It’s back from the dead – more photos from the Japan archives! Just when you thought I was finally done with my series of incessant ramblings and photo sneezes.
In all seriousness, there are still lots of great places I haven’t blogged yet, even in the shadow of the the amazing areas I saw in the previous posts on Kiso Valley. Up ahead are all the areas from Western Japan that we visited, starting with this short series from Nara.
Less than an hour from Kyoto, Nara was the capital of Japan during a brief period long before the glory days described in Shogun. Most of its remaining cultural icons are within or centered around the main park of modern-day Nara. Within that park are approximately 1200 wild deer that roam freely. The deer are extremely tame, and have evolved over hundreds of years of interactions with Japanese people to where they will even approach you and bow for food. They have existed in the park for so long that they are considered sacred, making it a serious crime to bring harm to one.
Jer and I got up early the next morning after getting to Jason’s apartment, and 4 relatively short and well-transitioned train rides later, we were in the heart of Nara. After hoofing it for about a mile through the relatively urban center of Nara, crowds of people easily indicated when we were nearing the park.
As an advance warning… a lot of these are taken with my or Jer’s point ‘n shoot. Why yes, I did bring my real camera that day, and yes, I took a few hundred photos that day, since you asked. For the first time in our history as photographers, my memory card went corrupt that night when I was trying to unload them to my passport drive. I was crushed, but at the same time so thankful that it happened on the first day that Jer was there and taking a lot of the same photos as myself. It never happened again, thankfully. After I got home, I was able to recover about 20% of them, so not all was lost in the end.
It wasn’t long before the first deer started showing themselves, hoping that you were kind enough to spend the 150 yen on a stack of toasted crackers on their behalf.
Can’t decide which wins in terms of the cute factor – the cute little Japanese girl with the flower in her hair, or the young deer cuddled up near the cute little Japanese girl with the flower in her hair.
Public breastfeeding, and not a single person was offended.
First stop was at naturally the biggest draw for Nara, the Todai-ji (lit. “Eastern Great Temple”) temple. The main hall consists of the largest wooden building in the world, housing the largest Buddha in Japan. Sounds like something worth seeing, indeed. This gate, or nandaimon, was no slouch itself. Back in the day, these gates were actually attached to perimeters around the entire complex, and also could have had multiple layers. No wonder calling something a “temple” is a compliment to how sturdily it’s built.

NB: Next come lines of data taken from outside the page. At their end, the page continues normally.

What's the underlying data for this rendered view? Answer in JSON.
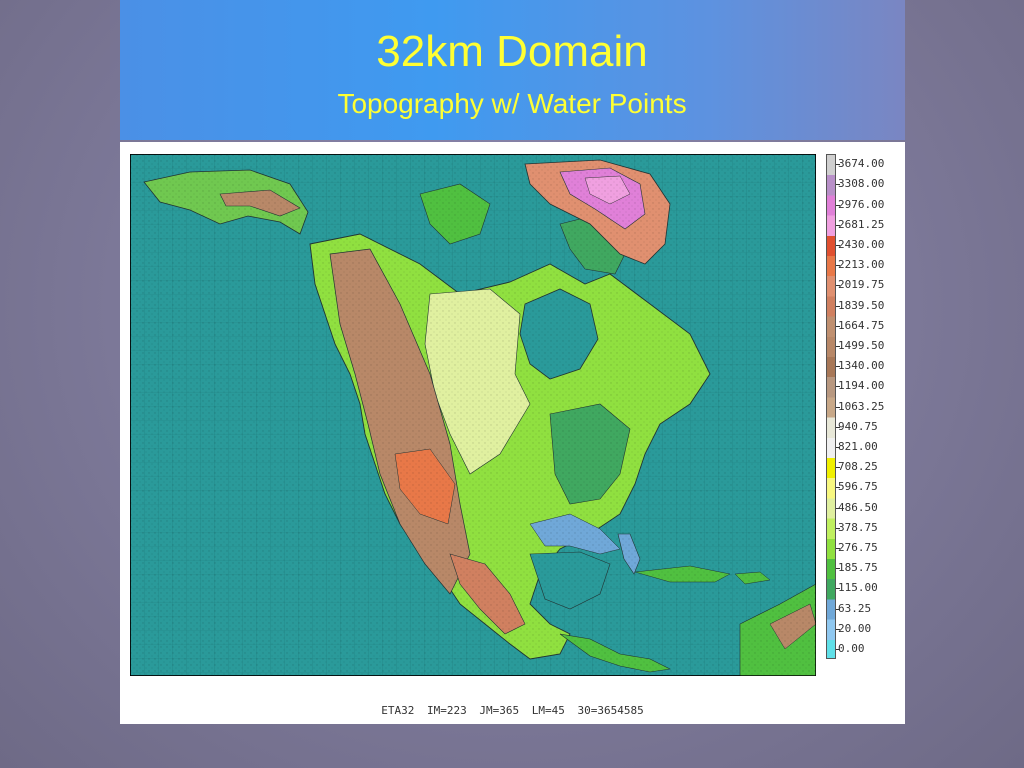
{
  "slide": {
    "title": "32km Domain",
    "subtitle": "Topography w/ Water Points",
    "footer": "ETA32   IM=223   JM=365   LM=45   30=3654585"
  },
  "legend": {
    "levels": [
      {
        "label": "3674.00",
        "color": "#cfcfcf"
      },
      {
        "label": "3308.00",
        "color": "#b890c8"
      },
      {
        "label": "2976.00",
        "color": "#e080d8"
      },
      {
        "label": "2681.25",
        "color": "#f0a0e0"
      },
      {
        "label": "2430.00",
        "color": "#e05030"
      },
      {
        "label": "2213.00",
        "color": "#e87848"
      },
      {
        "label": "2019.75",
        "color": "#e09070"
      },
      {
        "label": "1839.50",
        "color": "#d08060"
      },
      {
        "label": "1664.75",
        "color": "#c09070"
      },
      {
        "label": "1499.50",
        "color": "#b88868"
      },
      {
        "label": "1340.00",
        "color": "#a87858"
      },
      {
        "label": "1194.00",
        "color": "#b89880"
      },
      {
        "label": "1063.25",
        "color": "#c8a888"
      },
      {
        "label": "940.75",
        "color": "#e8e8d8"
      },
      {
        "label": "821.00",
        "color": "#f0f0f0"
      },
      {
        "label": "708.25",
        "color": "#f0f000"
      },
      {
        "label": "596.75",
        "color": "#f8f880"
      },
      {
        "label": "486.50",
        "color": "#e0f0a0"
      },
      {
        "label": "378.75",
        "color": "#c0f060"
      },
      {
        "label": "276.75",
        "color": "#90e040"
      },
      {
        "label": "185.75",
        "color": "#50c040"
      },
      {
        "label": "115.00",
        "color": "#40a860"
      },
      {
        "label": "63.25",
        "color": "#70a8d8"
      },
      {
        "label": "20.00",
        "color": "#90c8f0"
      },
      {
        "label": "0.00",
        "color": "#60e0e8"
      }
    ]
  },
  "colors": {
    "ocean": "#2a9a9a",
    "title_text": "#ffff33"
  }
}
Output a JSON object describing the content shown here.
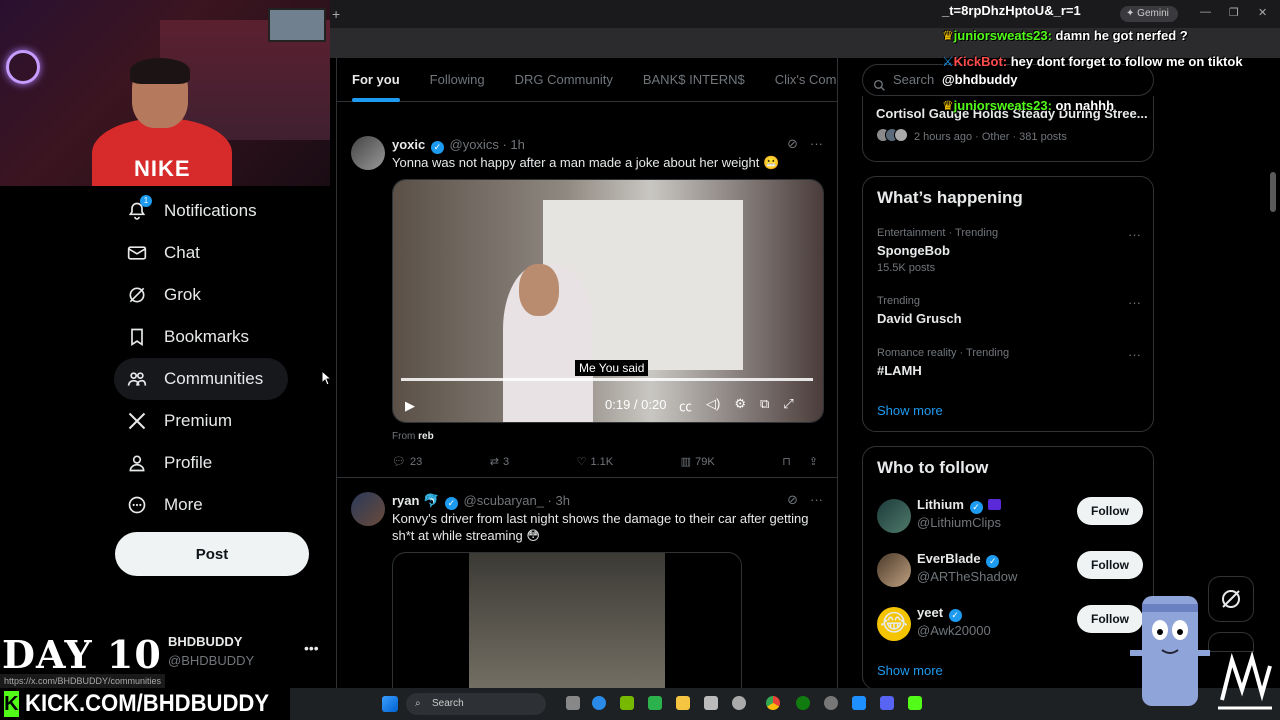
{
  "browser": {
    "url_fragment": "_t=8rpDhzHptoU&_r=1",
    "gemini_label": "Gemini"
  },
  "stream": {
    "day_label": "DAY 10",
    "kick_url": "KICK.COM/BHDBUDDY",
    "status_url": "https://x.com/BHDBUDDY/communities",
    "webcam_shirt": "NIKE",
    "chat": [
      {
        "user": "juniorsweats23:",
        "message": "damn he got nerfed ?",
        "kind": "user"
      },
      {
        "user": "KickBot:",
        "message": "hey dont forget to follow me on tiktok",
        "kind": "bot"
      },
      {
        "user": "",
        "message": "@bhdbuddy",
        "kind": "cont"
      },
      {
        "user": "juniorsweats23:",
        "message": "on nahhh",
        "kind": "user"
      }
    ]
  },
  "nav": {
    "notifications_badge": "1",
    "items": [
      {
        "label": "Notifications",
        "icon": "bell-icon"
      },
      {
        "label": "Chat",
        "icon": "mail-icon"
      },
      {
        "label": "Grok",
        "icon": "grok-icon"
      },
      {
        "label": "Bookmarks",
        "icon": "bookmark-icon"
      },
      {
        "label": "Communities",
        "icon": "people-icon"
      },
      {
        "label": "Premium",
        "icon": "x-logo-icon"
      },
      {
        "label": "Profile",
        "icon": "person-icon"
      },
      {
        "label": "More",
        "icon": "more-circle-icon"
      }
    ],
    "post_label": "Post",
    "account_name": "BHDBUDDY",
    "account_handle": "@BHDBUDDY"
  },
  "timeline": {
    "tabs": [
      "For you",
      "Following",
      "DRG Community",
      "BANK$ INTERN$",
      "Clix's Commu"
    ],
    "tweets": [
      {
        "name": "yoxic",
        "handle": "@yoxics",
        "time": "· 1h",
        "text": "Yonna was not happy after a man made a joke about her weight 😬",
        "video_caption": "Me You said",
        "video_time": "0:19 / 0:20",
        "from_prefix": "From",
        "from_name": "reb",
        "replies": "23",
        "reposts": "3",
        "likes": "1.1K",
        "views": "79K"
      },
      {
        "name": "ryan 🐬",
        "handle": "@scubaryan_",
        "time": "· 3h",
        "text": "Konvy's driver from last night shows the damage to their car after getting sh*t at while streaming 😳"
      }
    ]
  },
  "sidebar": {
    "search_placeholder": "Search",
    "top_trend": {
      "topic": "Cortisol Gauge Holds Steady During Stree...",
      "meta": "2 hours ago · Other · 381 posts"
    },
    "happening_title": "What’s happening",
    "trends": [
      {
        "meta": "Entertainment · Trending",
        "topic": "SpongeBob",
        "count": "15.5K posts"
      },
      {
        "meta": "Trending",
        "topic": "David Grusch",
        "count": ""
      },
      {
        "meta": "Romance reality · Trending",
        "topic": "#LAMH",
        "count": ""
      }
    ],
    "show_more": "Show more",
    "who_title": "Who to follow",
    "who": [
      {
        "name": "Lithium",
        "handle": "@LithiumClips",
        "button": "Follow"
      },
      {
        "name": "EverBlade",
        "handle": "@ARTheShadow",
        "button": "Follow"
      },
      {
        "name": "yeet",
        "handle": "@Awk20000",
        "button": "Follow"
      }
    ],
    "who_show_more": "Show more"
  },
  "taskbar": {
    "search_label": "Search"
  },
  "colors": {
    "accent": "#1d9bf0",
    "background": "#000000",
    "kick_green": "#53fc18"
  }
}
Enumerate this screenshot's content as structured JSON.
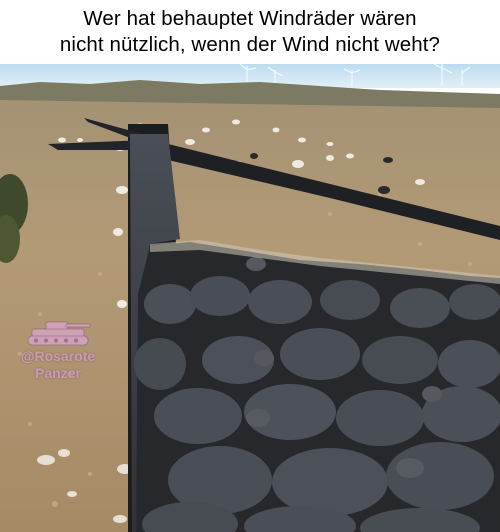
{
  "caption": {
    "line1": "Wer hat behauptet Windräder wären",
    "line2": "nicht nützlich, wenn der Wind nicht weht?"
  },
  "watermark": {
    "handle": "@Rosarote",
    "name": "Panzer"
  },
  "colors": {
    "sky": "#cfe6f3",
    "field": "#b49a74",
    "shadow": "#1c1d20",
    "sheep_in_shade": "#3e4249",
    "watermark": "#d7a5c8"
  }
}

As I saw multiple times and have commented upon – super holy places equals super big and scary guardians. On the right is when the main hall of Todai-ji comes into view. Look, even if I published a full-res version of that photo, it wouldn’t even begin to depict the size of that structure. It’s huge, and it’s all one giant open room when you get inside of it. Big Buddha needs room to stretch his arms in there.
Same deal as what I mentioned before… wow, was that thing huge. The statue itself is 50′ tall, and each of those small statues behind it is probably bigger than a person. See this for a scale comparison. Something very interesting to me is that the hands of each Buddha statue each mean something significant. You wouldn’t think so, but the hand appearing to say “stop” is actually a welcoming gesture.
Afterwards, we headed down some of the numerous paths in the park towards the other end, sticking our heads into a few nooks while looking for the other main attraction, the Kasuga Grand shrine.
After the momiji Japanese maple trees, ginkgo trees were a very close second as far as my favorite fall colors. The maples had the deep reds and oranges and perfect leaf shapes, but there was nothing quite like a solid wall of yellow leaves covering the ground while plenty were still in the trees.
Reproduction of a typical thatched-roof house.
Something I was really looking forward to seeing, and was definitely not disappointed to see – stone lanterns. No two were exactly alike, yet in groups they somehow where the image of uniformity.
Finally reaching the Kasuga Grand shrine, a major Shinto ground. Starting to see some recurrent themes at the shrines… lots of red, lanterns, nature landscapes, and prayer slips.
A literal sea of lanterns. Each one was uniquely donated to the shrine over a long period of time.
The sea of lanterns went clear past the torii that you can see at the end of this walkway. There was the occasional pleasant surprise of a deer or two hanging out between the lanterns, content to sit and people-watch.
On the way back to the station towards the end of the day, we stopped by the third of the three largest areas in Nara park, the Kofuku-ji temple. The grand hall was still under renovations that still have not been completed today, but it was very quiet and still worth the stop. As a bonus, I got to see a massive 5-storied pagoda.
And this gnarly (har!) tree.
Literally across the street from Kofuku-ji, we were instantly transported back to typical urban Japan. The reputation for the sudden start and stop of historic and preserved places within the urban jungles is indeed no exaggeration.
Wouldn’t be a complete post without at least one photo of a sign to make you cock your head, Corgi-style.
Yup. Next door to a place hundreds of years old.